Jon Coley: “When enforcing restrictive covenants for clients it is always important to remember that it is very much a discretionary remedy. It is an equitable remedy in the hands of the court and the court therefore in considering whether or not to grant an injunction will consider the behaviour of the parties up to that moment in time and it is important, to use a legal expression from the case over the years, to come to equity with clean hands which means, roughly translated, to always maintain the moral high ground and that is particularly important when you are looking to rely upon restrictive covenants that are in a contract of employment. Very often employees when they come to resign or when they come to leave their employer will try to raise a case for constructive dismissal or try to raise some argument to suggest that, for instance, that the implied term of trust and confidence has been broken and the reason they are trying to do that is to rely on past authority that if there is a fundamental breach of contract and repudiation of the contract by the employer then the restrictive covenants fall away and the employee can therefore leave the employment without being distracted and without the employer being able to enforce the restrictive covenants that they have in place.
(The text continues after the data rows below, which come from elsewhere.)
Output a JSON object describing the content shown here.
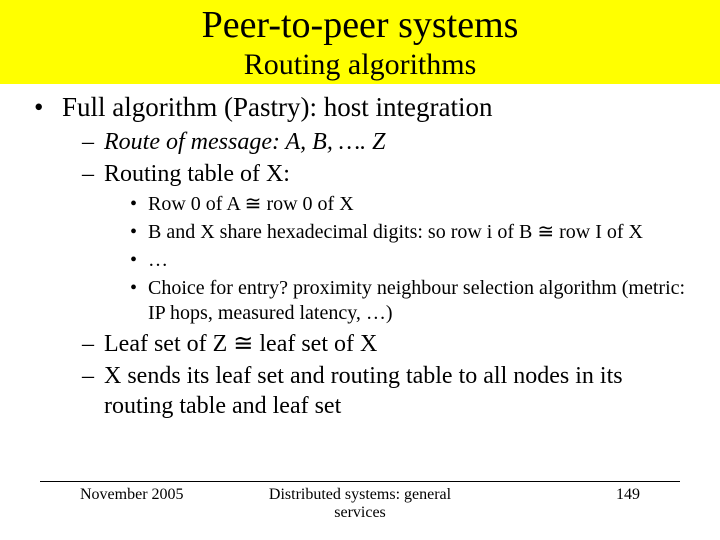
{
  "header": {
    "title": "Peer-to-peer systems",
    "subtitle": "Routing algorithms"
  },
  "main": {
    "bullet1": "Full algorithm (Pastry): host integration",
    "sub1": "Route of message: A, B, …. Z",
    "sub2": "Routing table of X:",
    "inner1": "Row 0 of A ≅ row 0 of X",
    "inner2": "B and X share hexadecimal digits: so row i of B ≅ row I of X",
    "inner3": "…",
    "inner4": "Choice for entry?  proximity neighbour selection algorithm (metric: IP hops, measured latency, …)",
    "sub3": "Leaf set of Z ≅ leaf set of X",
    "sub4": "X sends its leaf set and routing table to all nodes in its routing table and leaf set"
  },
  "footer": {
    "date": "November 2005",
    "course": "Distributed systems: general services",
    "page": "149"
  }
}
We were reminded of that very recently in a case where the employer had sought to introduce a new contract of employment with detrimental changes to the employees. So for instance they had changed references to pensions, bonuses etcetera and the employees resigned in the face of those proposed changes to the contracts. Interestingly in that case they resigned on notice and so there was an argument as to whether they had affirmed the contract following the breaches by the employer. It didn't really help the employer in the long run because the employer then made further breaches during that notice period which the employees then relied upon. The court weighed up those later breaches against the earlier breaches and were able to quite quickly come to the conclusion that in fact there had been a fundamental breach of contract by the employer and therefore the employer was not able to rely upon the restrictive covenants that it has in place in relation to those employees. So I think it is an important reminder and a lesson out there for people who do have restrictive covenants in place that you do need to behave, for want of a better description, reasonably and maintain the moral high ground otherwise you do put in jeopardy the ability sometimes to rely upon the restrictive covenants that you have in place."
In this case RBH did behave reasonably and they were able to maintain the moral high ground. That comes through very clearly in the High Court’s judgement, as does the severest criticism of the two employees whose evidence was mostly rejected as a pack of lies by the judge. That judgment is an interesting read - two men who plot a bright future for themselves but get caught and lose everything. We have put a link to the judgment in the transcript of this programme.
- Link to High Court’s judgement in Richard Baker Harrison Ltd v Brooks and Others